While it is good to see a delegation from Bangladesh participating in the upcoming World Health Assembly in Geneva– a few of our delegates will speak about autism in two side events – that the 34-member delegation resorted to extortion to fund their travels for the conference is unacceptable.
Ruling party members, who have little to do with the Ministry of Health, allegedly put pressure on it to join the delegation. Meanwhile, the ministry, rather than putting its foot down, is reported to have abused its power. Health sector contractors, representatives of medicine companies and owners of hospitals and clinics alleged that the ministry forced them to provide grants and sponsorships for the trip.
Add to that the composition of the members, and the whole story reads like a pack of party-goers going on vacation, with some exceptions.
It is absurd that so many members allegedly joined after lobbying the health ministry with the argument that this was their last opportunity to go on an official trip abroad, were the ruling Awami League to lose the upcoming election.
The conference should be taken as an opportunity for Bangladesh to learn more about autism, and bring back the knowledge learned at the conference and apply it here. Instead, most delegates are reportedly taking it as an opportunity for a last-minute vacation.
Unfortunately, this practice is nothing new for our nation, as public funds have been used before by delegates for trips abroad. This must change if we are to truly move forward.
And delegates would do well to remember that a world conference on healthcare is not an excuse for a vacation to Switzerland, unless the funds come out of their own pockets.
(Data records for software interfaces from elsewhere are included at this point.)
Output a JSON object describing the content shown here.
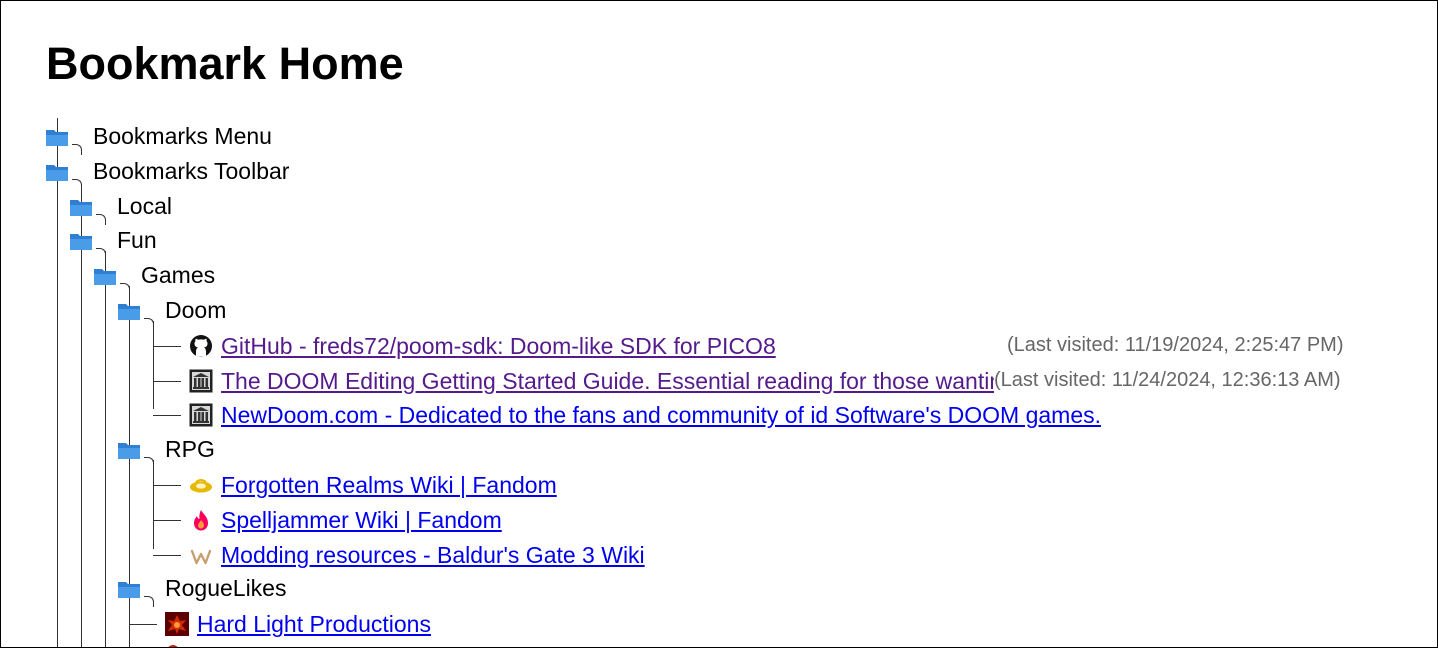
{
  "page": {
    "title": "Bookmark Home"
  },
  "colors": {
    "folder": "#4a9be8",
    "visited_link": "#551a8b",
    "unvisited_link": "#0000ee",
    "visit_text": "#666666"
  },
  "tree": {
    "bookmarks_menu": {
      "label": "Bookmarks Menu"
    },
    "bookmarks_toolbar": {
      "label": "Bookmarks Toolbar",
      "local": {
        "label": "Local"
      },
      "fun": {
        "label": "Fun",
        "games": {
          "label": "Games",
          "doom": {
            "label": "Doom",
            "links": [
              {
                "title": "GitHub - freds72/poom-sdk: Doom-like SDK for PICO8",
                "icon": "github-icon",
                "visited": "(Last visited: 11/19/2024, 2:25:47 PM)"
              },
              {
                "title": "The DOOM Editing Getting Started Guide. Essential reading for those wanting to get into Doom editing.",
                "icon": "pillars-icon",
                "visited": "(Last visited: 11/24/2024, 12:36:13 AM)"
              },
              {
                "title": "NewDoom.com - Dedicated to the fans and community of id Software's DOOM games.",
                "icon": "pillars-icon"
              }
            ]
          },
          "rpg": {
            "label": "RPG",
            "links": [
              {
                "title": "Forgotten Realms Wiki | Fandom",
                "icon": "forgotten-realms-icon"
              },
              {
                "title": "Spelljammer Wiki | Fandom",
                "icon": "fandom-flame-icon"
              },
              {
                "title": "Modding resources - Baldur's Gate 3 Wiki",
                "icon": "wiki-w-icon"
              }
            ]
          },
          "roguelikes": {
            "label": "RogueLikes",
            "links": [
              {
                "title": "Hard Light Productions",
                "icon": "hard-light-icon"
              }
            ]
          }
        }
      }
    }
  }
}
That they resorted to such questionable means and wasted the time and opportunity that would have been fruitful towards the nation and its people is little short of scandalous.
The health ministry may have cried foul but that is not an acceptable response. The buck stops at its door, and, as such, it should be held accountable for its actions.